For any picture in the lines below, please leave it out and copy the rest exactly.

== Input material ==

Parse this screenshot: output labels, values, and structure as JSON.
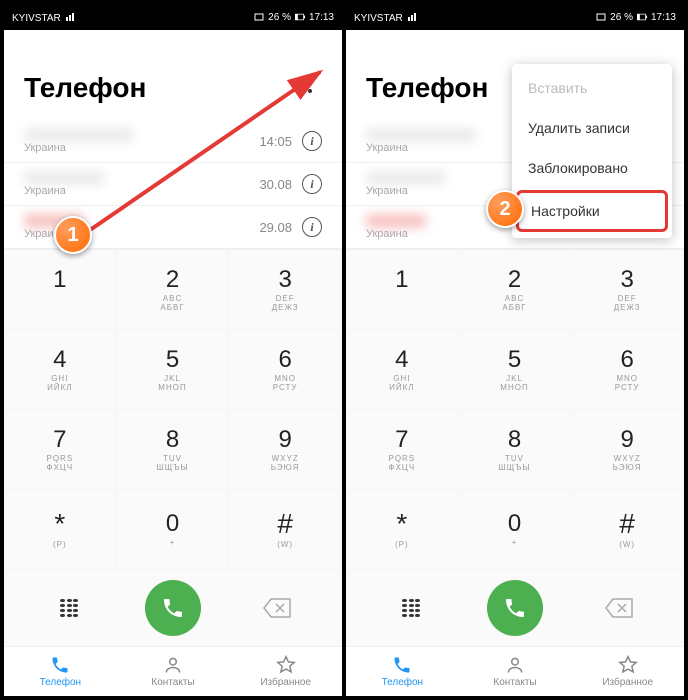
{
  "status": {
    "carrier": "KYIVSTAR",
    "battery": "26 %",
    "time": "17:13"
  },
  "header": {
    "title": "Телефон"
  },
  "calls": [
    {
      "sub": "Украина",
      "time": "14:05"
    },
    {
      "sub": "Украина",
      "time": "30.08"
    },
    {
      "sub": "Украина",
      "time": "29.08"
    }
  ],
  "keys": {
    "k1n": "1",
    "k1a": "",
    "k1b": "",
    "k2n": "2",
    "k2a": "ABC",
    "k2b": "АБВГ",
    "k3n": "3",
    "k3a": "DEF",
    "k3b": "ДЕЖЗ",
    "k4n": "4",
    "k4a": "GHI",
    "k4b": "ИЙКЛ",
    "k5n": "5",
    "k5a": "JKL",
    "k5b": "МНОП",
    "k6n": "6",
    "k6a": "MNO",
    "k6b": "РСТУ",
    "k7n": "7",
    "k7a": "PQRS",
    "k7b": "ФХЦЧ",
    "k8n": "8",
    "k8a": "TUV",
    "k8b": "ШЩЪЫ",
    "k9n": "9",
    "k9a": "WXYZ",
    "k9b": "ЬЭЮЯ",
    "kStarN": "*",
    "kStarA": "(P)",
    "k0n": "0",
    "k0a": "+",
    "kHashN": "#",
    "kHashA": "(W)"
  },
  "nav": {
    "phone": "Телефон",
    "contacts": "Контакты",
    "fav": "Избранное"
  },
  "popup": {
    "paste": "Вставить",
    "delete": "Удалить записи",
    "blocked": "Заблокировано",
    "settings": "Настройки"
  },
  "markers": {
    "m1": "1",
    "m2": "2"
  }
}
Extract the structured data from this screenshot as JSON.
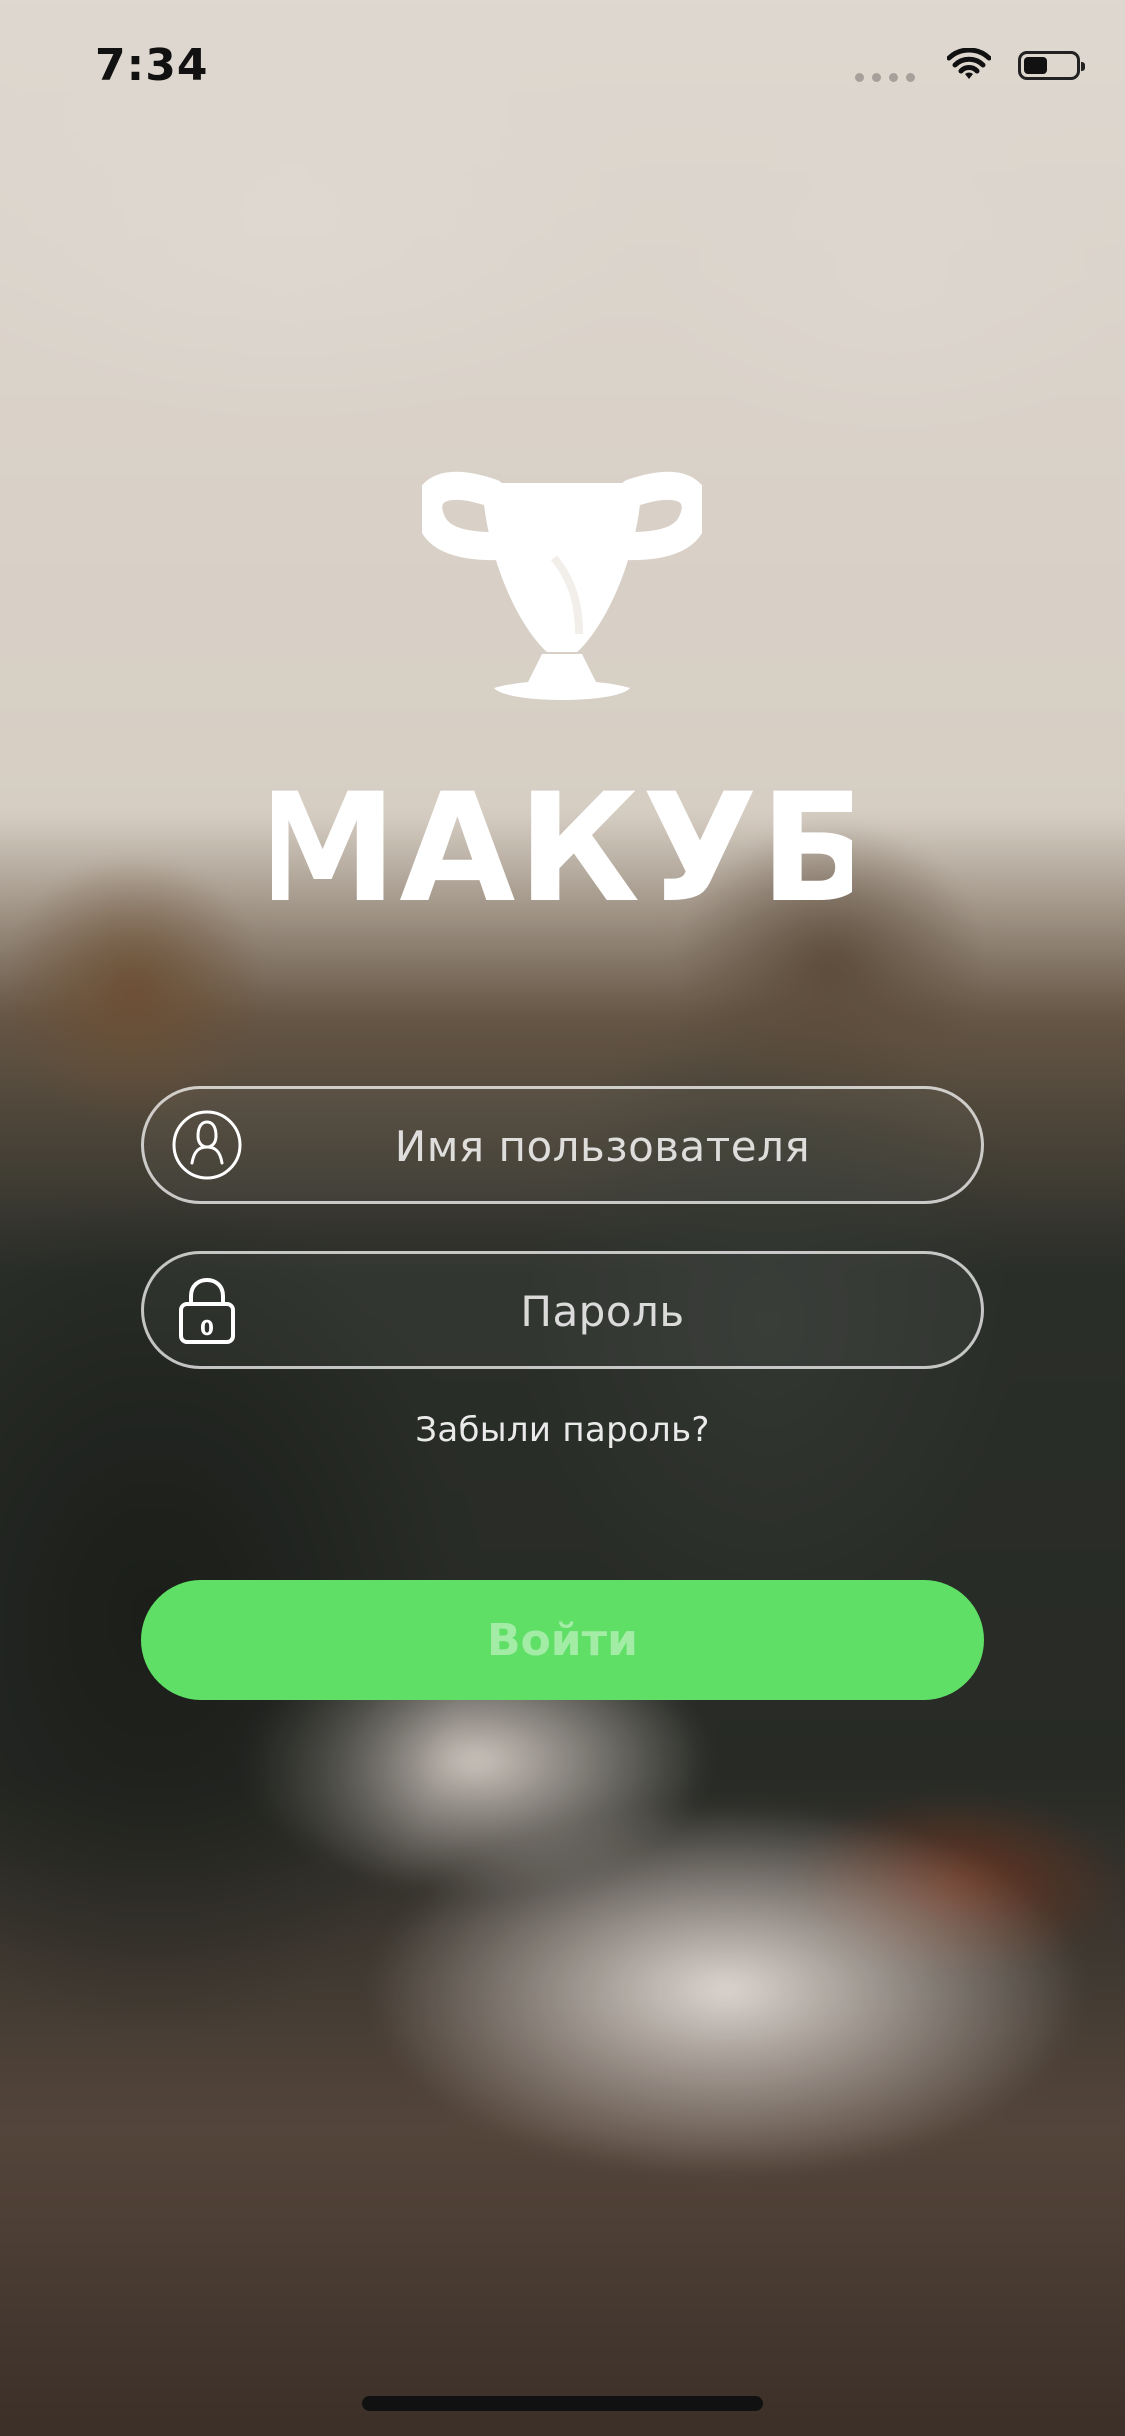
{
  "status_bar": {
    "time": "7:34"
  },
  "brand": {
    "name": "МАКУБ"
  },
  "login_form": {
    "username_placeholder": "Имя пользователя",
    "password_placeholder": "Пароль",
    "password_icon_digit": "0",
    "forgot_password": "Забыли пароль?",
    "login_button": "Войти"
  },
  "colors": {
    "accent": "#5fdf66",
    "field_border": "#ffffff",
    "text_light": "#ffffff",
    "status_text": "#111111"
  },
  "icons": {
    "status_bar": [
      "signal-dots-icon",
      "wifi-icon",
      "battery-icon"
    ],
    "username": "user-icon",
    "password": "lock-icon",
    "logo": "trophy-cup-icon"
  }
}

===

**Solution to this exercise:**
Parse this screenshot: output labels, values, and structure as JSON.
{
  "status": {
    "carrier": "KYIVSTAR",
    "battery": "26 %",
    "time": "17:13"
  },
  "header": {
    "title": "Телефон"
  },
  "calls": [
    {
      "sub": "Украина",
      "time": "14:05"
    },
    {
      "sub": "Украина",
      "time": "30.08"
    },
    {
      "sub": "Украина",
      "time": "29.08"
    }
  ],
  "keys": {
    "k1n": "1",
    "k1a": "",
    "k1b": "",
    "k2n": "2",
    "k2a": "ABC",
    "k2b": "АБВГ",
    "k3n": "3",
    "k3a": "DEF",
    "k3b": "ДЕЖЗ",
    "k4n": "4",
    "k4a": "GHI",
    "k4b": "ИЙКЛ",
    "k5n": "5",
    "k5a": "JKL",
    "k5b": "МНОП",
    "k6n": "6",
    "k6a": "MNO",
    "k6b": "РСТУ",
    "k7n": "7",
    "k7a": "PQRS",
    "k7b": "ФХЦЧ",
    "k8n": "8",
    "k8a": "TUV",
    "k8b": "ШЩЪЫ",
    "k9n": "9",
    "k9a": "WXYZ",
    "k9b": "ЬЭЮЯ",
    "kStarN": "*",
    "kStarA": "(P)",
    "k0n": "0",
    "k0a": "+",
    "kHashN": "#",
    "kHashA": "(W)"
  },
  "nav": {
    "phone": "Телефон",
    "contacts": "Контакты",
    "fav": "Избранное"
  },
  "popup": {
    "paste": "Вставить",
    "delete": "Удалить записи",
    "blocked": "Заблокировано",
    "settings": "Настройки"
  },
  "markers": {
    "m1": "1",
    "m2": "2"
  }
}
Extract the structured data from this screenshot as JSON.
{
  "status_bar": {
    "time": "7:34"
  },
  "brand": {
    "name": "МАКУБ"
  },
  "login_form": {
    "username_placeholder": "Имя пользователя",
    "password_placeholder": "Пароль",
    "password_icon_digit": "0",
    "forgot_password": "Забыли пароль?",
    "login_button": "Войти"
  },
  "colors": {
    "accent": "#5fdf66",
    "field_border": "#ffffff",
    "text_light": "#ffffff",
    "status_text": "#111111"
  },
  "icons": {
    "status_bar": [
      "signal-dots-icon",
      "wifi-icon",
      "battery-icon"
    ],
    "username": "user-icon",
    "password": "lock-icon",
    "logo": "trophy-cup-icon"
  }
}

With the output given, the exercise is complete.